━━ Available records

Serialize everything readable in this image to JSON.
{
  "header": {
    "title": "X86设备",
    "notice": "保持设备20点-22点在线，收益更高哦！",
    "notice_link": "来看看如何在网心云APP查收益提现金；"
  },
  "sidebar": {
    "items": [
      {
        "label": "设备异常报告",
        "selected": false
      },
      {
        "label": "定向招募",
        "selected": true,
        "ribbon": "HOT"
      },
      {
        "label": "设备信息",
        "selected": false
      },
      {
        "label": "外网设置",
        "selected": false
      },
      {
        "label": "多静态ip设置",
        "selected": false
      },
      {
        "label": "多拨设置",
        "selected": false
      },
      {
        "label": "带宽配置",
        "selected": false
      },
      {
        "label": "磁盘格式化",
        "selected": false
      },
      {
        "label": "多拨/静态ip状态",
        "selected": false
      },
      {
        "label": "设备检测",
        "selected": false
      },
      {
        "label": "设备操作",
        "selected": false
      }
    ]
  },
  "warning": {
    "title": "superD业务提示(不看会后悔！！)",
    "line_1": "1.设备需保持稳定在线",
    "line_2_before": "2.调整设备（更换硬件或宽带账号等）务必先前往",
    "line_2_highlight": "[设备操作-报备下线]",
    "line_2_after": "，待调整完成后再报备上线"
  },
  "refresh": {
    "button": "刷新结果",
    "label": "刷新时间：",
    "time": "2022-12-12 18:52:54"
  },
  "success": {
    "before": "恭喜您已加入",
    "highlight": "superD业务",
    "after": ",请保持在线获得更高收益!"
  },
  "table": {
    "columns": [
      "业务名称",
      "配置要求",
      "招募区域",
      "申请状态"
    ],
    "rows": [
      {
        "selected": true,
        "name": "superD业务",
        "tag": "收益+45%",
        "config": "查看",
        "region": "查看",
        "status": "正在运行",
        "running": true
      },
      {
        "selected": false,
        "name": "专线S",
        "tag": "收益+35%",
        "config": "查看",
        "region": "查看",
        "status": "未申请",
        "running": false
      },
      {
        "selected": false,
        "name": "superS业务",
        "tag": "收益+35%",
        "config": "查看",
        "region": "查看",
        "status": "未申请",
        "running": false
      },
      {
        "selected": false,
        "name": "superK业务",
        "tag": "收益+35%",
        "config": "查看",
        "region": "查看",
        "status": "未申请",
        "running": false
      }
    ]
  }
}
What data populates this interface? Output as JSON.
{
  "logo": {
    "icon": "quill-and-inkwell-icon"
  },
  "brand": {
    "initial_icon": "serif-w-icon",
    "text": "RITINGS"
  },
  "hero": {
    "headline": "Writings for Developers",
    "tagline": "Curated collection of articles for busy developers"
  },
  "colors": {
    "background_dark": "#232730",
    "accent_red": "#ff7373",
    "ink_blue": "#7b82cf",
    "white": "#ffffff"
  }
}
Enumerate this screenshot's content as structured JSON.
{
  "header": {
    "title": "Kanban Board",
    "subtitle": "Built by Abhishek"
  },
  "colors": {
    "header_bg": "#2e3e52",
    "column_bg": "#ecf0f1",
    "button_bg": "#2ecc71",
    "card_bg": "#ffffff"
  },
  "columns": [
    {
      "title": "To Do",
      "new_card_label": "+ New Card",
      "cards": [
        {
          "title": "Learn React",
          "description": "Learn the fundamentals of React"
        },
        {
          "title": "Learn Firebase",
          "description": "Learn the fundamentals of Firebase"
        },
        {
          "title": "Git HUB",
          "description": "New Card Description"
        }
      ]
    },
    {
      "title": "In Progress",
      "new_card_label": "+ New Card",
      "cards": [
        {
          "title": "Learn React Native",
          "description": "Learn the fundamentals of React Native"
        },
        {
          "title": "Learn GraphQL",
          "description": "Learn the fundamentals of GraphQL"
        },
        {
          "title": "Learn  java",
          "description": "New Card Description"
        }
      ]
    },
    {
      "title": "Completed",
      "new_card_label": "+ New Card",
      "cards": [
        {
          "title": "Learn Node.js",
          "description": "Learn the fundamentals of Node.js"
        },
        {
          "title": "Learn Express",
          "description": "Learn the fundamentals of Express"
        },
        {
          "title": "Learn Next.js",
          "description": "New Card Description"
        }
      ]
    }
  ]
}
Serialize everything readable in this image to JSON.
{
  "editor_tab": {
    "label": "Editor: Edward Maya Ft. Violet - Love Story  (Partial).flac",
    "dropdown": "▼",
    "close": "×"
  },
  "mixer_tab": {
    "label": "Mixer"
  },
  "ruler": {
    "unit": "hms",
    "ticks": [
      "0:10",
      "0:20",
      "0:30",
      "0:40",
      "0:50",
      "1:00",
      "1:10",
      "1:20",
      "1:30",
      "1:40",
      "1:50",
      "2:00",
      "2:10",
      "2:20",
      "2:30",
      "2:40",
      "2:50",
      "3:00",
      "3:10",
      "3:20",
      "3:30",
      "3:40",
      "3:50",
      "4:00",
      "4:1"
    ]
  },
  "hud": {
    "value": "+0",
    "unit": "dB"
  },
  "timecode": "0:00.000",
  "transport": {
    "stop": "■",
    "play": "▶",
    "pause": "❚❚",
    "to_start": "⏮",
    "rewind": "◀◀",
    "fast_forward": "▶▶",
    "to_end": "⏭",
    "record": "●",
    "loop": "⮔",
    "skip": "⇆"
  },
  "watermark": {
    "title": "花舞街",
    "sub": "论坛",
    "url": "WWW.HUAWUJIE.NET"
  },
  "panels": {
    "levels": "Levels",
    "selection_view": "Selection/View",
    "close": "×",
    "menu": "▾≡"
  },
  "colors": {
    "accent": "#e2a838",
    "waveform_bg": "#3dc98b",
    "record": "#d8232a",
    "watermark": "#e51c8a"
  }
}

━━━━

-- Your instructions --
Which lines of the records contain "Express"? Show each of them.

-- Result below --
          "title": "Learn Express",
          "description": "Learn the fundamentals of Express"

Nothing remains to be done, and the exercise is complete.